(Dataset items)
┌──

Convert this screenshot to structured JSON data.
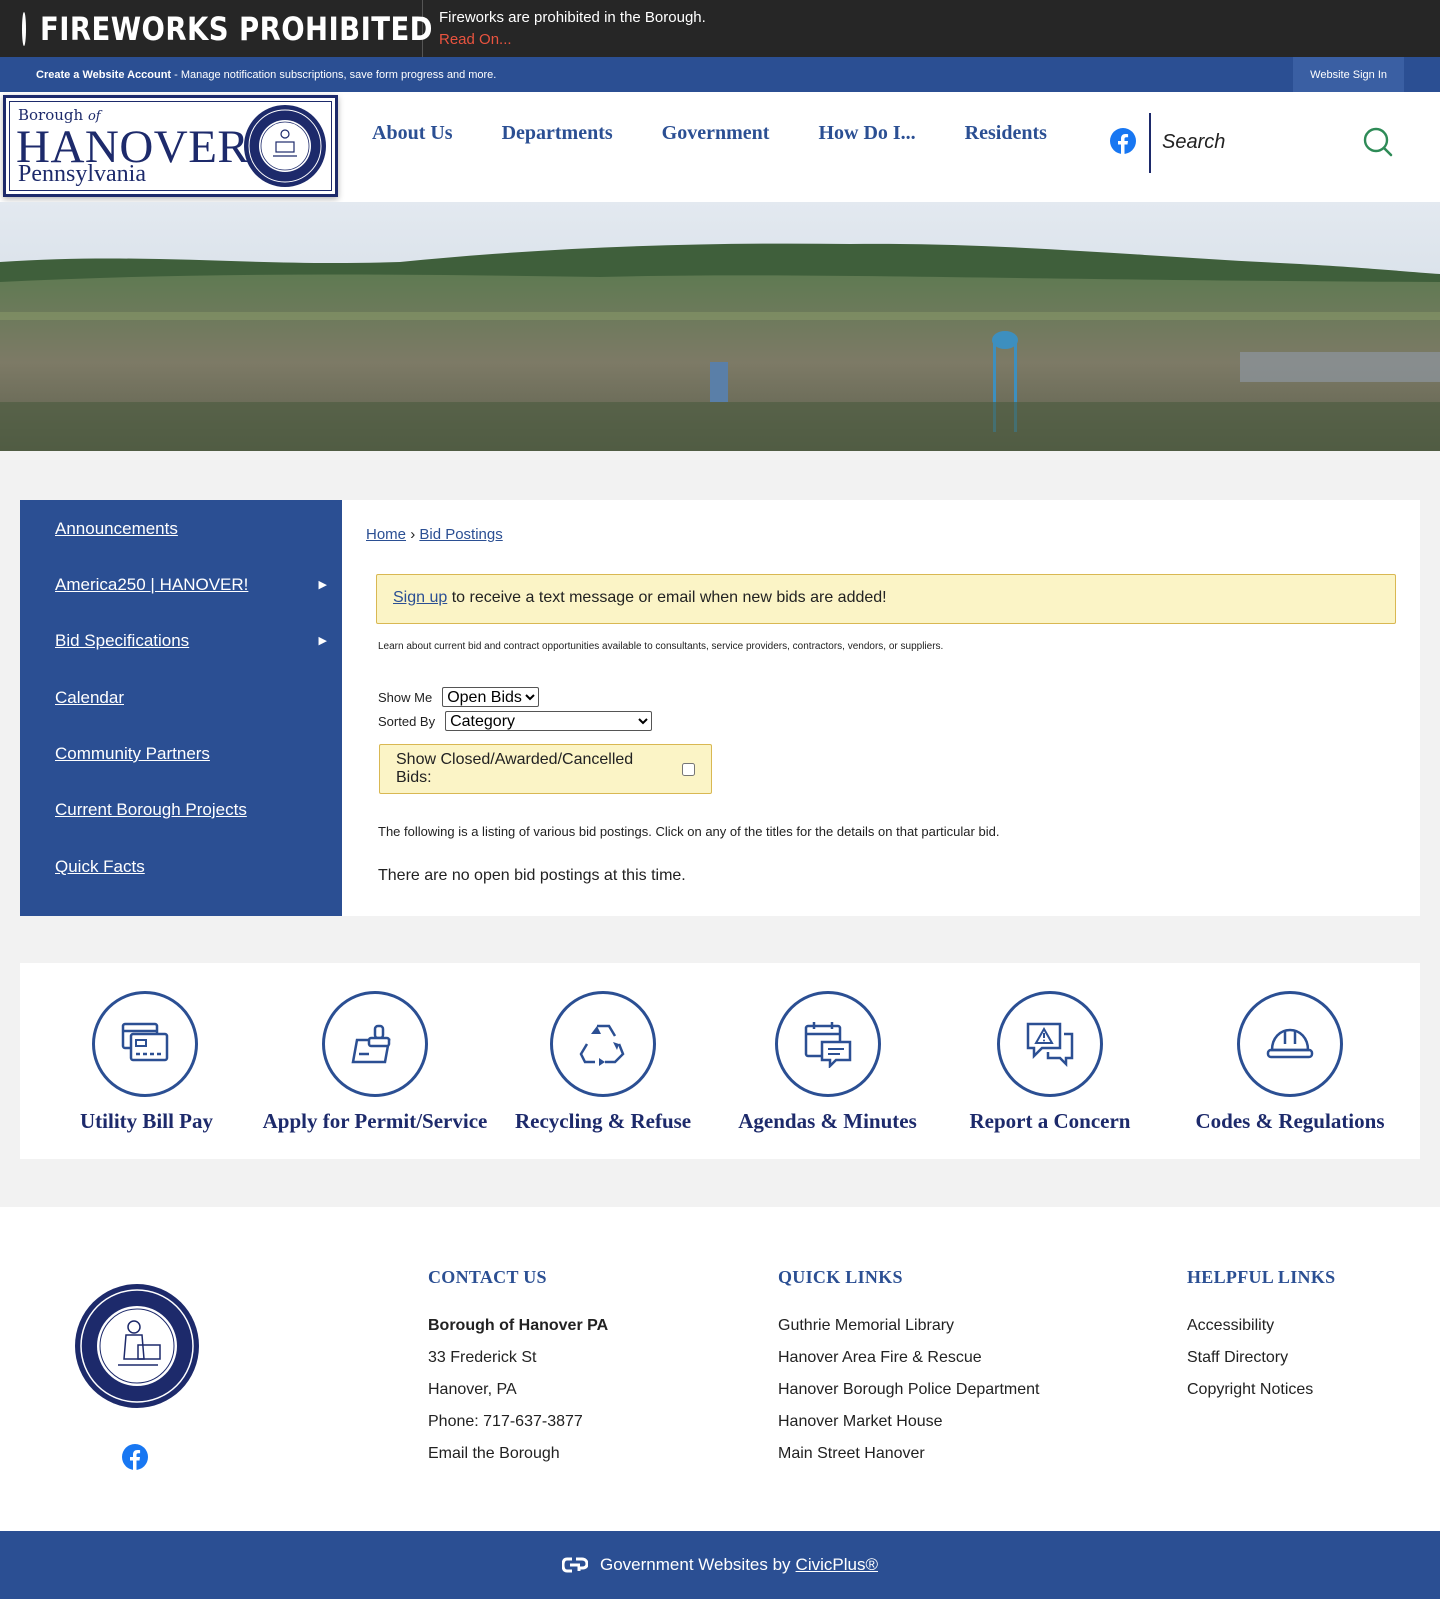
{
  "alert": {
    "title": "FIREWORKS PROHIBITED",
    "message": "Fireworks are prohibited in the Borough.",
    "link": "Read On..."
  },
  "account_bar": {
    "bold_text": "Create a Website Account",
    "text": " - Manage notification subscriptions, save form progress and more.",
    "signin": "Website Sign In"
  },
  "logo": {
    "borough": "Borough",
    "of": "of",
    "name": "HANOVER",
    "state": "Pennsylvania"
  },
  "nav": [
    "About Us",
    "Departments",
    "Government",
    "How Do I...",
    "Residents"
  ],
  "search": {
    "placeholder": "Search"
  },
  "sidebar": {
    "items": [
      {
        "label": "Announcements",
        "has_arrow": false
      },
      {
        "label": "America250 | HANOVER!",
        "has_arrow": true
      },
      {
        "label": "Bid Specifications",
        "has_arrow": true
      },
      {
        "label": "Calendar",
        "has_arrow": false
      },
      {
        "label": "Community Partners",
        "has_arrow": false
      },
      {
        "label": "Current Borough Projects",
        "has_arrow": false
      },
      {
        "label": "Quick Facts",
        "has_arrow": false
      }
    ]
  },
  "breadcrumb": {
    "home": "Home",
    "separator": "›",
    "current": "Bid Postings"
  },
  "notice": {
    "link": "Sign up",
    "text": " to receive a text message or email when new bids are added!"
  },
  "intro": "Learn about current bid and contract opportunities available to consultants, service providers, contractors, vendors, or suppliers.",
  "filters": {
    "show_label": "Show Me",
    "show_value": "Open Bids",
    "sort_label": "Sorted By",
    "sort_value": "Category",
    "closed_label": "Show Closed/Awarded/Cancelled Bids:"
  },
  "listing_text": "The following is a listing of various bid postings. Click on any of the titles for the details on that particular bid.",
  "no_bids": "There are no open bid postings at this time.",
  "quick_links": [
    {
      "label": "Utility Bill Pay",
      "icon": "bill-pay-icon"
    },
    {
      "label": "Apply for Permit/Service",
      "icon": "permit-stamp-icon"
    },
    {
      "label": "Recycling & Refuse",
      "icon": "recycle-icon"
    },
    {
      "label": "Agendas & Minutes",
      "icon": "calendar-agenda-icon"
    },
    {
      "label": "Report a Concern",
      "icon": "report-concern-icon"
    },
    {
      "label": "Codes & Regulations",
      "icon": "hard-hat-icon"
    }
  ],
  "footer": {
    "contact": {
      "heading": "CONTACT US",
      "name": "Borough of Hanover PA",
      "address1": "33 Frederick St",
      "address2": "Hanover, PA",
      "phone": "Phone: 717-637-3877",
      "email": "Email the Borough"
    },
    "quick_links": {
      "heading": "QUICK LINKS",
      "items": [
        "Guthrie Memorial Library",
        "Hanover Area Fire & Rescue",
        "Hanover Borough Police Department",
        "Hanover Market House",
        "Main Street Hanover"
      ]
    },
    "helpful_links": {
      "heading": "HELPFUL LINKS",
      "items": [
        "Accessibility",
        "Staff Directory",
        "Copyright Notices"
      ]
    }
  },
  "bottom_bar": {
    "text": "Government Websites by",
    "link": "CivicPlus®"
  },
  "colors": {
    "primary_blue": "#2b4f93",
    "navy": "#1d2a6b",
    "alert_bg": "#262626",
    "alert_link": "#e9533f",
    "notice_bg": "#fbf4c6"
  }
}
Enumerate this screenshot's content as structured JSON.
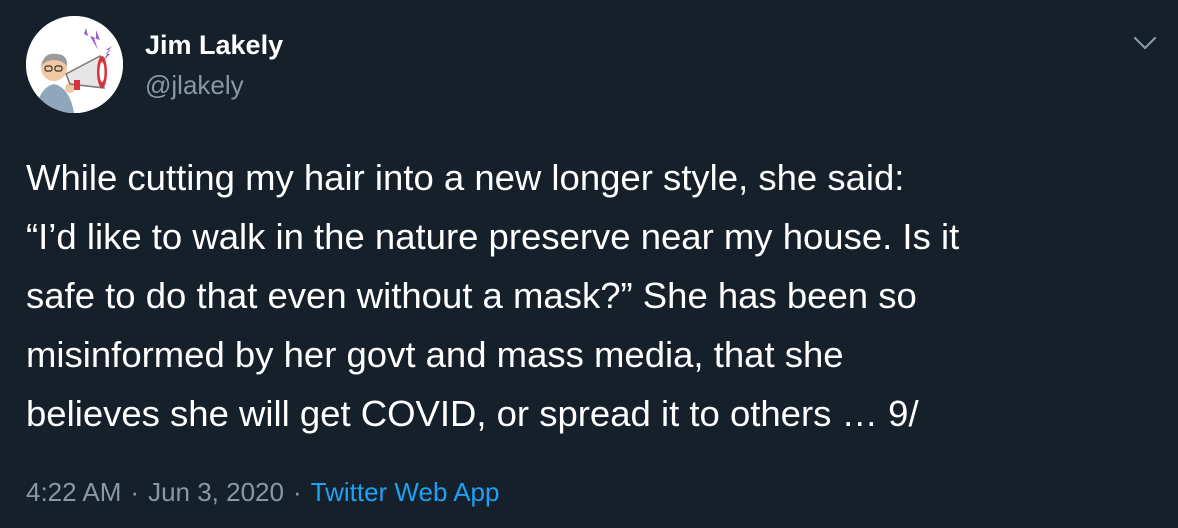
{
  "author": {
    "name": "Jim Lakely",
    "handle": "@jlakely"
  },
  "tweet": {
    "lines": [
      "While cutting my hair into a new longer style, she said:",
      "“I’d like to walk in the nature preserve near my house. Is it",
      "safe to do that even without a mask?” She has been so",
      "misinformed by her govt and mass media, that she",
      "believes she will get COVID, or spread it to others … 9/"
    ]
  },
  "meta": {
    "time": "4:22 AM",
    "separator": "·",
    "date": "Jun 3, 2020",
    "source": "Twitter Web App"
  },
  "icons": {
    "avatar": "megaphone-cartoon-avatar",
    "menu": "chevron-down-icon"
  },
  "colors": {
    "background": "#15202b",
    "primary_text": "#ffffff",
    "secondary_text": "#8899a6",
    "link": "#1da1f2"
  }
}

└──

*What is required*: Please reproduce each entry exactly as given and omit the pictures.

*Response*:
Convert this screenshot to structured JSON data.
{
  "alert": {
    "title": "FIREWORKS PROHIBITED",
    "message": "Fireworks are prohibited in the Borough.",
    "link": "Read On..."
  },
  "account_bar": {
    "bold_text": "Create a Website Account",
    "text": " - Manage notification subscriptions, save form progress and more.",
    "signin": "Website Sign In"
  },
  "logo": {
    "borough": "Borough",
    "of": "of",
    "name": "HANOVER",
    "state": "Pennsylvania"
  },
  "nav": [
    "About Us",
    "Departments",
    "Government",
    "How Do I...",
    "Residents"
  ],
  "search": {
    "placeholder": "Search"
  },
  "sidebar": {
    "items": [
      {
        "label": "Announcements",
        "has_arrow": false
      },
      {
        "label": "America250 | HANOVER!",
        "has_arrow": true
      },
      {
        "label": "Bid Specifications",
        "has_arrow": true
      },
      {
        "label": "Calendar",
        "has_arrow": false
      },
      {
        "label": "Community Partners",
        "has_arrow": false
      },
      {
        "label": "Current Borough Projects",
        "has_arrow": false
      },
      {
        "label": "Quick Facts",
        "has_arrow": false
      }
    ]
  },
  "breadcrumb": {
    "home": "Home",
    "separator": "›",
    "current": "Bid Postings"
  },
  "notice": {
    "link": "Sign up",
    "text": " to receive a text message or email when new bids are added!"
  },
  "intro": "Learn about current bid and contract opportunities available to consultants, service providers, contractors, vendors, or suppliers.",
  "filters": {
    "show_label": "Show Me",
    "show_value": "Open Bids",
    "sort_label": "Sorted By",
    "sort_value": "Category",
    "closed_label": "Show Closed/Awarded/Cancelled Bids:"
  },
  "listing_text": "The following is a listing of various bid postings. Click on any of the titles for the details on that particular bid.",
  "no_bids": "There are no open bid postings at this time.",
  "quick_links": [
    {
      "label": "Utility Bill Pay",
      "icon": "bill-pay-icon"
    },
    {
      "label": "Apply for Permit/Service",
      "icon": "permit-stamp-icon"
    },
    {
      "label": "Recycling & Refuse",
      "icon": "recycle-icon"
    },
    {
      "label": "Agendas & Minutes",
      "icon": "calendar-agenda-icon"
    },
    {
      "label": "Report a Concern",
      "icon": "report-concern-icon"
    },
    {
      "label": "Codes & Regulations",
      "icon": "hard-hat-icon"
    }
  ],
  "footer": {
    "contact": {
      "heading": "CONTACT US",
      "name": "Borough of Hanover PA",
      "address1": "33 Frederick St",
      "address2": "Hanover, PA",
      "phone": "Phone: 717-637-3877",
      "email": "Email the Borough"
    },
    "quick_links": {
      "heading": "QUICK LINKS",
      "items": [
        "Guthrie Memorial Library",
        "Hanover Area Fire & Rescue",
        "Hanover Borough Police Department",
        "Hanover Market House",
        "Main Street Hanover"
      ]
    },
    "helpful_links": {
      "heading": "HELPFUL LINKS",
      "items": [
        "Accessibility",
        "Staff Directory",
        "Copyright Notices"
      ]
    }
  },
  "bottom_bar": {
    "text": "Government Websites by",
    "link": "CivicPlus®"
  },
  "colors": {
    "primary_blue": "#2b4f93",
    "navy": "#1d2a6b",
    "alert_bg": "#262626",
    "alert_link": "#e9533f",
    "notice_bg": "#fbf4c6"
  }
}
Enumerate this screenshot's content as structured JSON.
{
  "author": {
    "name": "Jim Lakely",
    "handle": "@jlakely"
  },
  "tweet": {
    "lines": [
      "While cutting my hair into a new longer style, she said:",
      "“I’d like to walk in the nature preserve near my house. Is it",
      "safe to do that even without a mask?” She has been so",
      "misinformed by her govt and mass media, that she",
      "believes she will get COVID, or spread it to others … 9/"
    ]
  },
  "meta": {
    "time": "4:22 AM",
    "separator": "·",
    "date": "Jun 3, 2020",
    "source": "Twitter Web App"
  },
  "icons": {
    "avatar": "megaphone-cartoon-avatar",
    "menu": "chevron-down-icon"
  },
  "colors": {
    "background": "#15202b",
    "primary_text": "#ffffff",
    "secondary_text": "#8899a6",
    "link": "#1da1f2"
  }
}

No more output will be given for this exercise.